    Jefferson Davis***
    Democratic Party

    Andrew Johnson
    Republican Party

    Ulysses S. Grant 
    Republican Party

    Rutherford B. Hayes
    Republican Party

    James A. Garfield
    Republican Party

    Chester Arthur 
    Republican Party

    Grover Cleveland
    Democratic Party

    Benjamin Harrison
    Republican Party

    Grover Cleveland 
    Democratic Party

    William McKinley
    Republican Party

    Theodore Roosevelt
    Republican Party

    William H. Taft 
    Republican Party

    Woodrow Wilson
    Democratic Party

    Warren G. Harding 
    Republican Party

    Calvin Coolidge
    Republican Party

    Herbert C. Hoover
    Republican Party

    Franklin D. Roosevelt
    Democratic Party

    Harry S. Truman
    Democratic Party

    Dwight D. Eisenhower
    Republican Party

    John F. Kennedy
    Democratic Party

    Lyndon B. Johnson 
    Democratic Party 

    Richard M. Nixon 
    Republican Party

    Gerald R. Ford 
    Republican Party

    James Earl Carter, Jr. 
    Democratic Party

    Ronald Wilson Reagan 
    Republican Party

    George H. W. Bush
    Republican Party 

    William Jefferson Clinton
    Democratic Party

    George W. Bush 
    Republican Party

    Barack H. Obama
    Democratic Party

    Please Visit

    Forgotten Founders
    Norwich, CT

    Annapolis Continental
    Congress Society

    U.S. Presidency
    & Hospitality

    © Stan Klos

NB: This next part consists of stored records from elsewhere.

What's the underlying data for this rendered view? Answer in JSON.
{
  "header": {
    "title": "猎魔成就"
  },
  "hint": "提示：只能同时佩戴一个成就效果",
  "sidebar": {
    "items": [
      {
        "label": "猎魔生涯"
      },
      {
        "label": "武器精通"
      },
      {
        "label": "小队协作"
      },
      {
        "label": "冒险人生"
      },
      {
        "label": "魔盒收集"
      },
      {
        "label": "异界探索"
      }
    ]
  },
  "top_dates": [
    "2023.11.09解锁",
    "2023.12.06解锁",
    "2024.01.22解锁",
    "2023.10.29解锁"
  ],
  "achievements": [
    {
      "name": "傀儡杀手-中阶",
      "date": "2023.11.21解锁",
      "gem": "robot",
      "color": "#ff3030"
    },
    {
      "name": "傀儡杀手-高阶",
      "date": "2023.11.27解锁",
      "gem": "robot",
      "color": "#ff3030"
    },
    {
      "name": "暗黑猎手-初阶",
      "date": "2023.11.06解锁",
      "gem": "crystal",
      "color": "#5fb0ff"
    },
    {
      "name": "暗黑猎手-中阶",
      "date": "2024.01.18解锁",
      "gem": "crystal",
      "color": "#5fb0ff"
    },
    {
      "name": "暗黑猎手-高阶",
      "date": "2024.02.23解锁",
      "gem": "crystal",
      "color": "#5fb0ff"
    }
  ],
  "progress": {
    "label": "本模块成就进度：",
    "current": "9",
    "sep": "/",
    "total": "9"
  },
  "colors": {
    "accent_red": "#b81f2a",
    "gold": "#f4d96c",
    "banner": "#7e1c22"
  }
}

    Virtual Museum of Art | Virtual Museum of History | Virtual Public Library | Virtual Science Center | Virtual Museum of Natural History | Virtual War Museum